It has been over three years since LeBron James has won an MVP award. Over the last three years, it's been hard to argue with the selections of Kevin Durant, followed by back to back awards for Steph Curry. It's a regular season award and James has made a habit of preserving himself for a playoff run.
But with Durant and Curry joining forces in Golden State and the stigma that comes from superteams, it seems as though James might have his best shot at an MVP in awhile, even if he continues to save himself.
When James joined Dwyane Wade and Chris Bosh with the Miami Heat, the backlash was even more significant than what Durant and the Warriors are currently facing. The Heat were not as dominant out of the gate as many expected and even though it was hard to question James' status of best player on the planet, the MVP award still went to Derrick Rose, who was seen as the "savior" that could defeat the Heatles. Goodwill from the media helped deliver the award to Rose, who was deserving, but perhaps not as deserving as James or even Dwight Howard.
With the Warriors winning 73 games last season, it would appear hard to deem either Curry or Durant as "most valuable" as they are both top-three players in the league. It would likely take one of the two missing significant time in order to build a case for one being the most valuable player in the league. Especially if the team fails to reach it's high watermark of 73 wins again.

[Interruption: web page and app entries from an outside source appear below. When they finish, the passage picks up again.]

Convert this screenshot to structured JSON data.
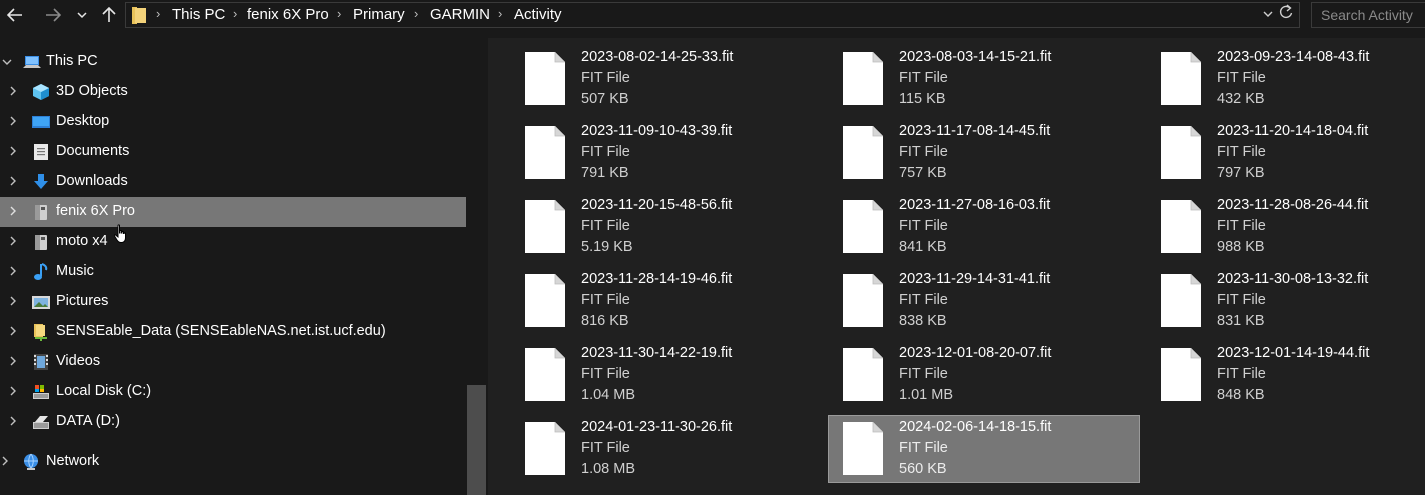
{
  "breadcrumb": [
    "This PC",
    "fenix 6X Pro",
    "Primary",
    "GARMIN",
    "Activity"
  ],
  "search": {
    "placeholder": "Search Activity"
  },
  "nav": {
    "items": [
      {
        "label": "This PC",
        "icon": "computer-icon",
        "expanded": true
      },
      {
        "label": "3D Objects",
        "icon": "cube-icon"
      },
      {
        "label": "Desktop",
        "icon": "desktop-icon"
      },
      {
        "label": "Documents",
        "icon": "document-icon"
      },
      {
        "label": "Downloads",
        "icon": "download-icon"
      },
      {
        "label": "fenix 6X Pro",
        "icon": "device-icon",
        "selected": true
      },
      {
        "label": "moto x4",
        "icon": "device-icon"
      },
      {
        "label": "Music",
        "icon": "music-icon"
      },
      {
        "label": "Pictures",
        "icon": "pictures-icon"
      },
      {
        "label": "SENSEable_Data (SENSEableNAS.net.ist.ucf.edu)",
        "icon": "network-drive-icon"
      },
      {
        "label": "Videos",
        "icon": "video-icon"
      },
      {
        "label": "Local Disk (C:)",
        "icon": "local-disk-icon"
      },
      {
        "label": "DATA (D:)",
        "icon": "drive-icon"
      },
      {
        "label": "Network",
        "icon": "network-icon"
      }
    ]
  },
  "files": [
    {
      "name": "2023-08-02-14-25-33.fit",
      "type": "FIT File",
      "size": "507 KB"
    },
    {
      "name": "2023-08-03-14-15-21.fit",
      "type": "FIT File",
      "size": "115 KB"
    },
    {
      "name": "2023-09-23-14-08-43.fit",
      "type": "FIT File",
      "size": "432 KB"
    },
    {
      "name": "2023-11-09-10-43-39.fit",
      "type": "FIT File",
      "size": "791 KB"
    },
    {
      "name": "2023-11-17-08-14-45.fit",
      "type": "FIT File",
      "size": "757 KB"
    },
    {
      "name": "2023-11-20-14-18-04.fit",
      "type": "FIT File",
      "size": "797 KB"
    },
    {
      "name": "2023-11-20-15-48-56.fit",
      "type": "FIT File",
      "size": "5.19 KB"
    },
    {
      "name": "2023-11-27-08-16-03.fit",
      "type": "FIT File",
      "size": "841 KB"
    },
    {
      "name": "2023-11-28-08-26-44.fit",
      "type": "FIT File",
      "size": "988 KB"
    },
    {
      "name": "2023-11-28-14-19-46.fit",
      "type": "FIT File",
      "size": "816 KB"
    },
    {
      "name": "2023-11-29-14-31-41.fit",
      "type": "FIT File",
      "size": "838 KB"
    },
    {
      "name": "2023-11-30-08-13-32.fit",
      "type": "FIT File",
      "size": "831 KB"
    },
    {
      "name": "2023-11-30-14-22-19.fit",
      "type": "FIT File",
      "size": "1.04 MB"
    },
    {
      "name": "2023-12-01-08-20-07.fit",
      "type": "FIT File",
      "size": "1.01 MB"
    },
    {
      "name": "2023-12-01-14-19-44.fit",
      "type": "FIT File",
      "size": "848 KB"
    },
    {
      "name": "2024-01-23-11-30-26.fit",
      "type": "FIT File",
      "size": "1.08 MB"
    },
    {
      "name": "2024-02-06-14-18-15.fit",
      "type": "FIT File",
      "size": "560 KB",
      "selected": true
    }
  ]
}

Russell Westbrook will also be a popular candidate for MVP. But it seems unlikely that the Thunder will be good enough to warrant receiving the award unless he puts up an other-worldly stat line.
The reality is that MVP voting is a little silly. It usually goes to the best player on a top team that is the flavor of the month. With the Warriors taking on the villain role and James cementing his legacy last season after coming back from a 3-1 deficit to win a title, he seems in line for a "we spend too much time criticizing you and not enough time appreciating you" award. That , or a legacy MVP award like Kobe Bryant received in 2008.

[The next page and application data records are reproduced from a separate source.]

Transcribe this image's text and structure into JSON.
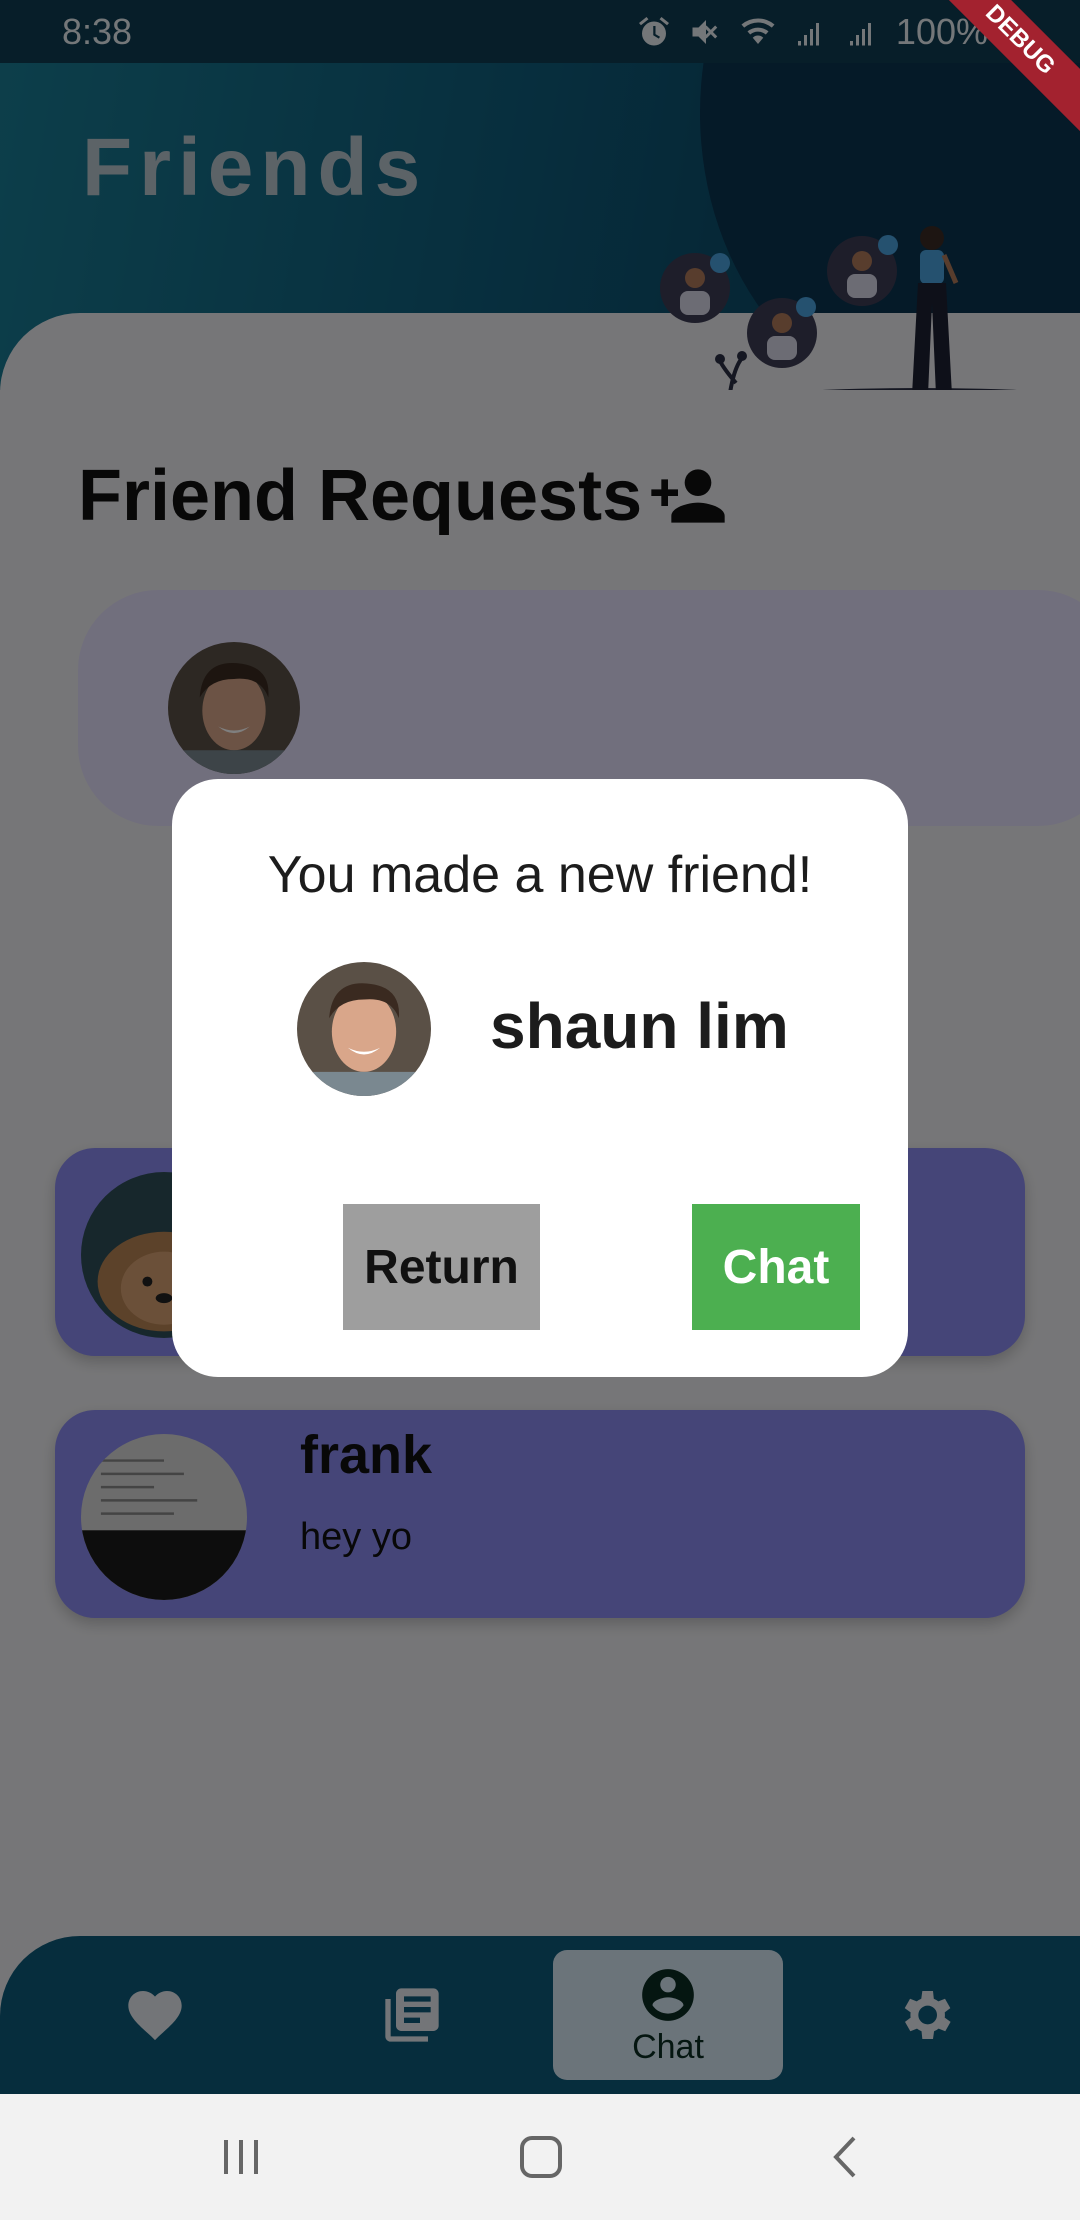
{
  "status_bar": {
    "time": "8:38",
    "battery": "100%"
  },
  "header": {
    "title": "Friends"
  },
  "friend_requests": {
    "title": "Friend Requests"
  },
  "chats": [
    {
      "name": "frank",
      "message": "hey yo"
    }
  ],
  "dialog": {
    "title": "You made a new friend!",
    "friend_name": "shaun lim",
    "return_label": "Return",
    "chat_label": "Chat"
  },
  "bottom_nav": {
    "items": [
      {
        "icon": "heart-icon",
        "label": ""
      },
      {
        "icon": "library-icon",
        "label": ""
      },
      {
        "icon": "account-circle-icon",
        "label": "Chat"
      },
      {
        "icon": "gear-icon",
        "label": ""
      }
    ],
    "active_index": 2
  },
  "debug_banner": "DEBUG",
  "colors": {
    "accent": "#0d5a7a",
    "chat_button": "#4caf50",
    "return_button": "#9e9e9e",
    "card": "#8a8af0"
  }
}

James doesn't need to be the best player in the NBA during the regular season for the Cavs to be successful, and he may not need to be in order to win the MVP. The Cavs should play more relaxed next season and have a sense of continuity and chemistry for a change. With the team trusting one another, we may even see a return to the more efficient version of James that doesn't need to shoulder as significant of a load.
Considering James has acknowledged that he is chasing the ghost of Michael Jordan, I wouldn't be surprised to see him push for a fifth award, tying Michael Jordan.